He laid out his plan to Pastor Simpson. It was simple, and wildly ambitious. Start with eighth graders. They couldn’t just walk in to Reality Changers; he’d invite the ones he wanted. The kids he wanted weren’t necessarily the smartest ones. He wanted the strong personalities, the ones with staying power.
They’d need it. They’d have to keep a 3.0 average to stay in. Commit to no drugs and no sex. Drug testing, unannounced. Do volunteer work. Come every week to the program meeting. Work on English vocabulary and writing, have dinner together, maybe speakers. He’d have one-on-one tutors, college students, close enough in age that kids could see themselves and their futures in their tutors.
He needed a serious carrot. Like Academic Connections, UCSD’s three-week summer program for high school students. Get these kids onto campus. Live in the dorms, take a college course — taste college. The biggest carrot: Keep a 3.0 all through high school, and they could get into college. Get in, and he’d guarantee them scholarships. He didn’t know how, but he had four years to figure that out.
All he had was the space at the church.
In the next months, he talked to Edgar and Jorge and about ten other guys. Jorge remembers Yanov’s invitation, delivered to him after school:
“You do drugs?”
“You had sex?”
“I’m starting a program for guys who want to go to college. You interested?”
Yanov started Reality Changers with Jorge and three others. Edgar had said he’d think about it. Yanov never heard back from him.
Jorge couldn’t wait to get to the Reality Changers meetings. “It was survival, that simple.”
A 3.0 felt like a staggering goal when he started; by the end of ninth grade at James Madison, he’d kept the 3.0, joined the biology club, run track, and had a girlfriend.
The next summer he went to Academic Connections. He walked into his dorm room at UCSD and looked around. Bed. Desk. Chair. Shelves. Closet. Window.
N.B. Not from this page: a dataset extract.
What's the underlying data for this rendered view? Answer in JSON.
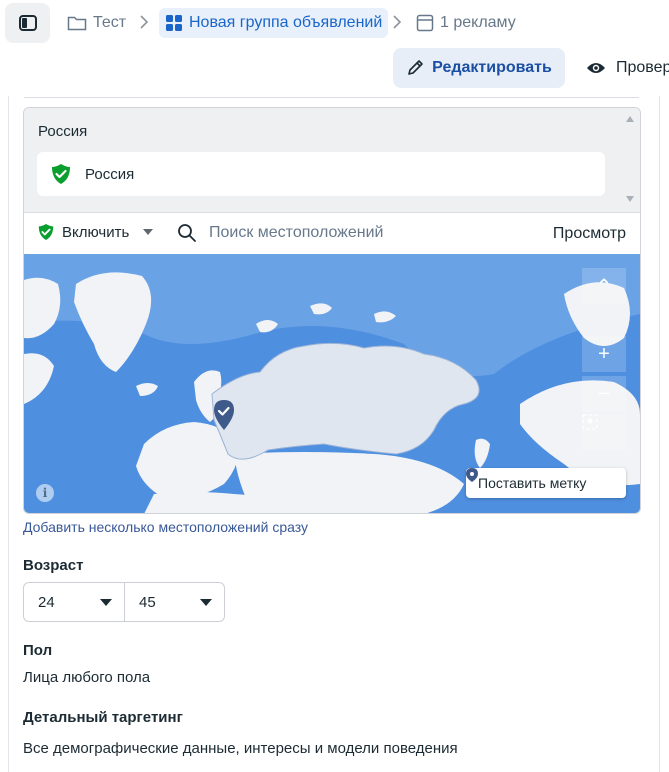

All his. Nobody else in the room. First time in his life he’d had a room of his own. He shut the door and sat on the bed and looked around at everything. All his.